This calculation essentially determines the annual growth of an investment. To illustrate, if you invested $100 today in an investment that earned a 10 percent IRR, in one year, your investment would be worth $110. [Note: I understand that this and several other explanations are overly simplified and do not encompass the entirety of the concept or investing.]
IRR is primarily influenced by two factors: 1) the amount of cash you receive and 2) the time period for receiving that cash. The amount of cash you receive is obvious – if you invest $100 and get $120 back in one year as opposed to the $110 we mentioned earlier, that’s preferable and the IRR would be 20 percent - double the previous IRR, showing it as a better investment.
In terms of the time aspect, think of Wimpy in Popeye. He always wanted to pay you back on Tuesday for a hamburger today. If it was Monday and Wimpy was just asking to borrow $5 for a day, most people would be OK with that. If it was Wednesday and that meant you were going to be without the $5 for a week, you might be less OK with that. Now imagine that Wimpy was actually asking to borrow $5 today and he wouldn’t pay you back for a year – you would be pretty unhappy about that situation.
This is because a dollar is actually more valuable today than a year from now and much more valuable than a dollar two years from now. Think about what could happen in two years – in an extreme scenario, what if the United States dissolved into warring republics that no longer gave credit to the dollar as a currency? All of the sudden that $5 that you gave Wimpy, which had value (he exchanged it for a burger), is completely useless when he pays you back.
IRR captures the time nature of an investment. If you were investing $100 and you were going to get $110 back in one year, you would have a 10 percent IRR. If you didn’t get your $110 back until two years later, your IRR would actually be 4.9 percent.
Now what if we’re looking at two investments that have different cash values and time horizons?
- Investment A will cost you $100 now, but you will receive $110 in one year.
- Investment B will cost you $100 now, but you will receive $115 in two years.
- Investment C will cost you $150 now, but you will receive $200 in three years.
IRR can take these different investments and reduce them to easily comparable numbers.
- Investment A: 10.0 percent IRR
- Investment B: 7.2 percent IRR
- Investment C: 10.1 percent IRR

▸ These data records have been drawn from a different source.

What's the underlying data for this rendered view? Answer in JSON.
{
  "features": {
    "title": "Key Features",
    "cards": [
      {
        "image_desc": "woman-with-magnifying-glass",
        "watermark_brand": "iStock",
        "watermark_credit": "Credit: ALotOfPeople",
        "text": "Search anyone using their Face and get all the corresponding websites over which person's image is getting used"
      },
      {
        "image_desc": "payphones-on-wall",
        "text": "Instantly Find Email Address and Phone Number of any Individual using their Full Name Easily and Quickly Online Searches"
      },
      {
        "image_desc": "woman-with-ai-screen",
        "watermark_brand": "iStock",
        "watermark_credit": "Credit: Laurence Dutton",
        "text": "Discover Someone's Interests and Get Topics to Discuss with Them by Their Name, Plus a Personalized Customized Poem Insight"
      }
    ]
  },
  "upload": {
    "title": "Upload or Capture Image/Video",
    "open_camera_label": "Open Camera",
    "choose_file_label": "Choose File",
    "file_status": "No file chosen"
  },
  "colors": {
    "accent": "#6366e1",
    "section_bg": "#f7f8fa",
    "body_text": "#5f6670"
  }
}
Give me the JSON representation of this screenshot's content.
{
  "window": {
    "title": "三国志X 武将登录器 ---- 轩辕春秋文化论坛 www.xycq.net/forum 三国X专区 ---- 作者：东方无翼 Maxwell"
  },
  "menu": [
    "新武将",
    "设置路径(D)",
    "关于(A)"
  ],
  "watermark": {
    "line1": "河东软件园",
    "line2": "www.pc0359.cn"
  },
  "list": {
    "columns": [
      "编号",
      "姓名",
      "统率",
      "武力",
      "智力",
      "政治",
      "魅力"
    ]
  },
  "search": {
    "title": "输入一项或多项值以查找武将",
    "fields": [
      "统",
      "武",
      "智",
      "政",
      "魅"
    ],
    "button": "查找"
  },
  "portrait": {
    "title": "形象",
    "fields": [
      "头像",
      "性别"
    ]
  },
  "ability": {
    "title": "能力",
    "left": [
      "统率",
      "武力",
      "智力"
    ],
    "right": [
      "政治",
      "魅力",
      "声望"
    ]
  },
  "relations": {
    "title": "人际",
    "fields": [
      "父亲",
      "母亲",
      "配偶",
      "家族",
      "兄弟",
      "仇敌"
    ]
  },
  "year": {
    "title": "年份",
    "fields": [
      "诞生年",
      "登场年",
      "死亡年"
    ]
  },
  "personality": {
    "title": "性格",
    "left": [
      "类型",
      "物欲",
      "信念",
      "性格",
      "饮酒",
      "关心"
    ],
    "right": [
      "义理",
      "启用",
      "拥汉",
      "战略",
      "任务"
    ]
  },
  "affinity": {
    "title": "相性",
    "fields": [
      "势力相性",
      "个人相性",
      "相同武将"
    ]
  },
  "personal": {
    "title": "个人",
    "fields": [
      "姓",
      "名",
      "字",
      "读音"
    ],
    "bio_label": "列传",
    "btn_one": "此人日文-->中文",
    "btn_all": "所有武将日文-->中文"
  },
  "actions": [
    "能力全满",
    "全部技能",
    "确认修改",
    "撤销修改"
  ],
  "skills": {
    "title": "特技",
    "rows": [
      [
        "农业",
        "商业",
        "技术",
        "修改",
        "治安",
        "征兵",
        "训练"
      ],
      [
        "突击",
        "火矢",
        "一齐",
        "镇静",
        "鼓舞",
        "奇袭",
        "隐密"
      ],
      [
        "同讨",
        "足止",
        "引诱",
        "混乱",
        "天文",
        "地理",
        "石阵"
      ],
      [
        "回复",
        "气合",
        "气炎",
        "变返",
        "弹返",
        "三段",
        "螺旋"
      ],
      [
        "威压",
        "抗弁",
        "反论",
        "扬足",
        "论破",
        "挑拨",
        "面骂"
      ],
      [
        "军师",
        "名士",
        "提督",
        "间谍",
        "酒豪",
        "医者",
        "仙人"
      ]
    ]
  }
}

All things equal, Investment C is the best investment option (10.1% > 10% > 7.2%). It may seem somewhat counterintuitive since it requires more money up front and will not bear fruit for three years, but it has the highest annual growth. You could do Investment A with $150 three times, reinvesting the returns at the same rate ($150.00 --> $165.00 --> 181.50 --> $199.65) and you would come up just short of Investment C.Back to the Top News Newsfeed